- A meta-analysis of 85 studies finds no excess adverse events (AEs) associated with short-term use (up to 14 days) of corticosteroids in children
Why this matters
- Results are reassuring, but questions still linger about growth suppression because of poor study quality.
- Systematic review and meta-analysis of 85 studies (n=11,505 children), 68 of which were randomized trials, after a search of Medline, CENTRAL, Embase, and regulatory agencies.
- Funding: Canadian Institutes of Health Research.

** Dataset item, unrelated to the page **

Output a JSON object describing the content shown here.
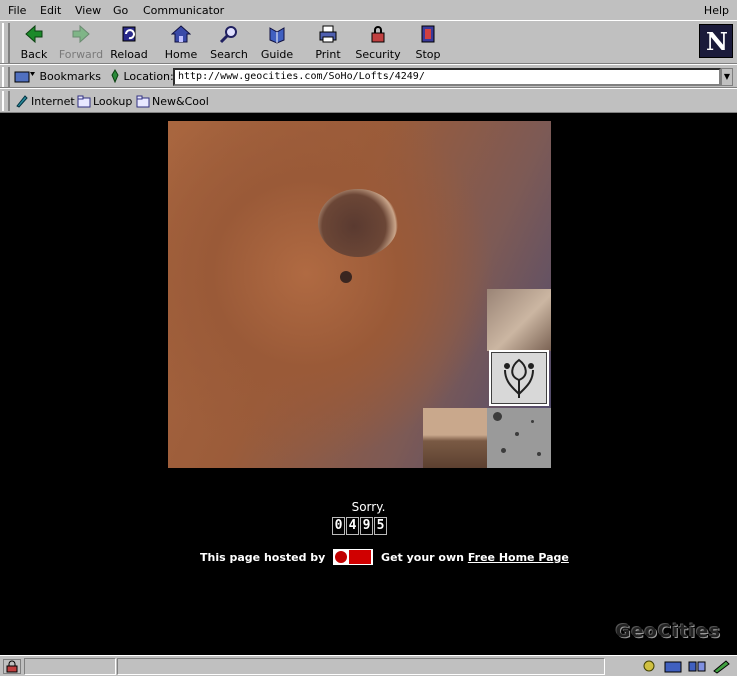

- Oral dexamethasone (vs prednisone) is associated with fewer cases of vomiting (pooled OR [pOR], 0.29; 95% CI, 0.17-0.48; I2=0%; n=6 studies).
- 5 studies reported on height:

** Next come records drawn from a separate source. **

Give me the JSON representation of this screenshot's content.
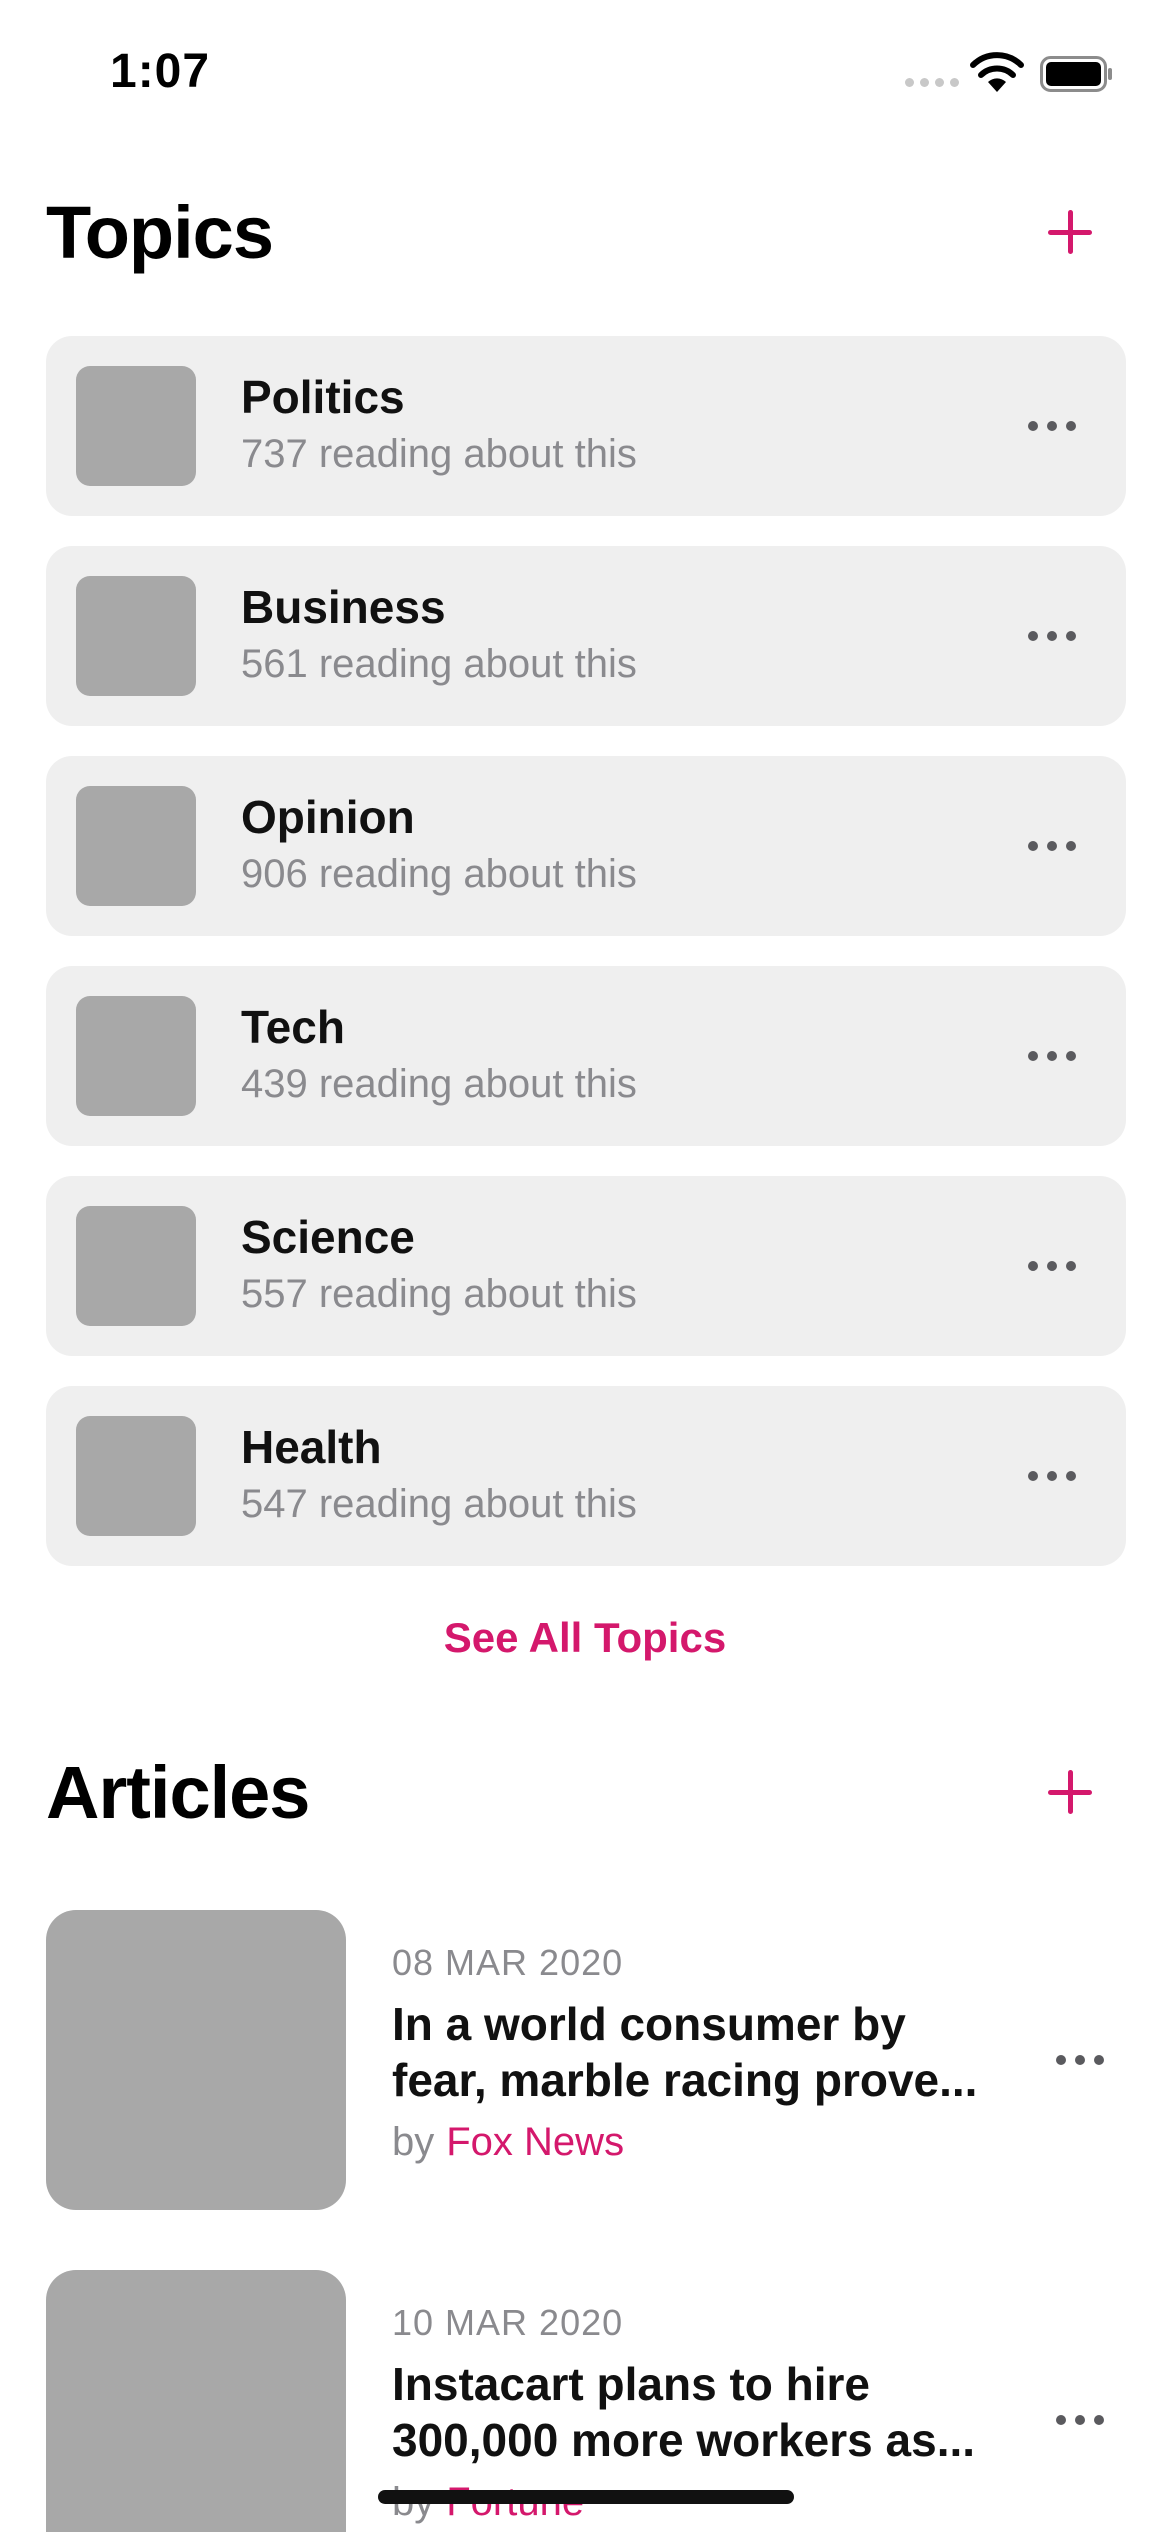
{
  "status_bar": {
    "time": "1:07"
  },
  "topics": {
    "title": "Topics",
    "items": [
      {
        "name": "Politics",
        "subtitle": "737 reading about this"
      },
      {
        "name": "Business",
        "subtitle": "561 reading about this"
      },
      {
        "name": "Opinion",
        "subtitle": "906 reading about this"
      },
      {
        "name": "Tech",
        "subtitle": "439 reading about this"
      },
      {
        "name": "Science",
        "subtitle": "557 reading about this"
      },
      {
        "name": "Health",
        "subtitle": "547 reading about this"
      }
    ],
    "see_all_label": "See All Topics"
  },
  "articles": {
    "title": "Articles",
    "items": [
      {
        "date": "08 MAR 2020",
        "title_line1": "In a world consumer by",
        "title_line2": "fear, marble racing prove...",
        "by": "by",
        "source": "Fox News"
      },
      {
        "date": "10 MAR 2020",
        "title_line1": "Instacart plans to hire",
        "title_line2": "300,000 more workers as...",
        "by": "by",
        "source": "Fortune"
      }
    ]
  },
  "colors": {
    "accent": "#d4186c",
    "card_bg": "#efefef",
    "placeholder": "#a8a8a8",
    "secondary_text": "#8a8a8e"
  },
  "icons": {
    "add": "plus-icon",
    "more": "ellipsis-icon",
    "wifi": "wifi-icon",
    "battery": "battery-icon",
    "signal": "cellular-signal-icon"
  }
}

- 2 were pooled; they showed a small mean increase in height from baseline at 1 year favoring inhaled corticosteroids (vs placebo; mean difference [MD], 0.10 cm; 95% CI, −0.47 to 0.67 cm).

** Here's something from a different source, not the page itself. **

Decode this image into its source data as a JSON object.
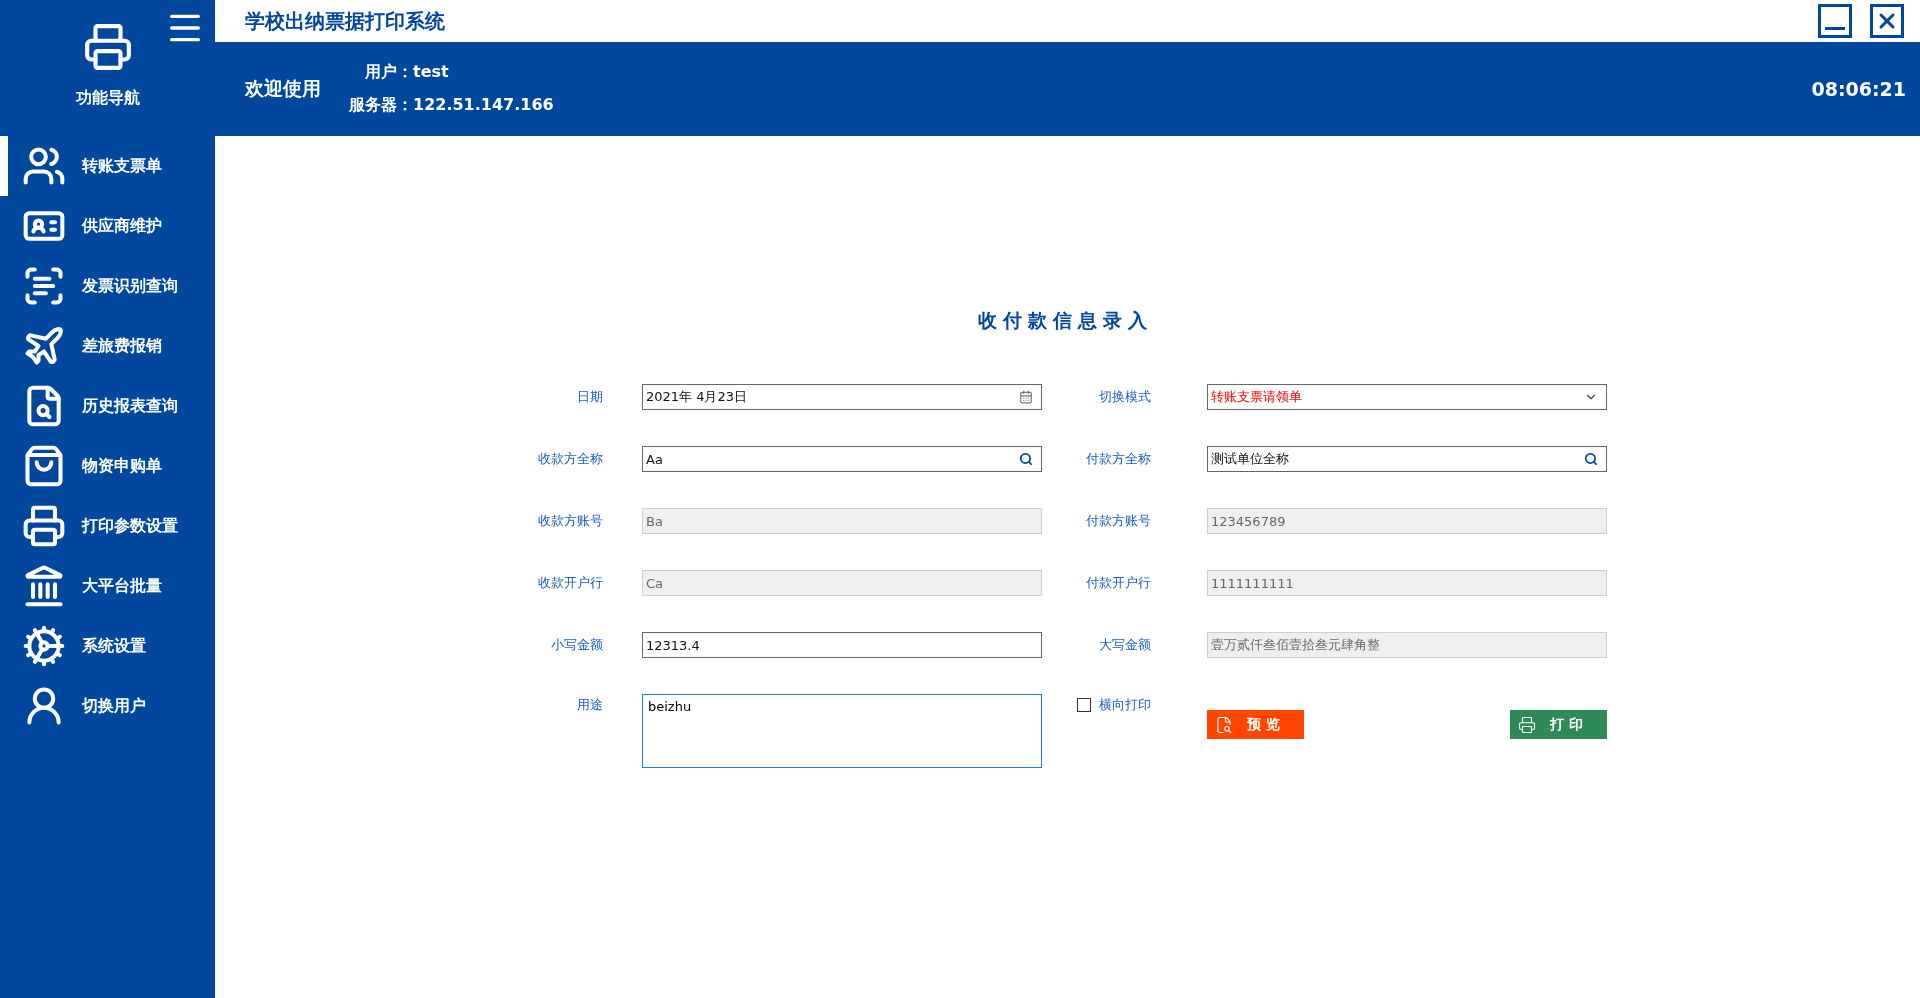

- 1 of 3 nonpooled studies found a decrease in height z-score after 1 year with recurrent high-dose (1500 μg/day during infection) inhaled fluticasone for recurrent wheeze (vs placebo; adjusted MD, −0.24; 95% CI, −0.40 to −0.08).
- AEs other than height: no significant differences in systemic or inhaled corticosteroids vs placebo, or between corticosteroids.
- Poor methodological quality of many studies resulting from lack of assessment and inadequate reporting of AEs.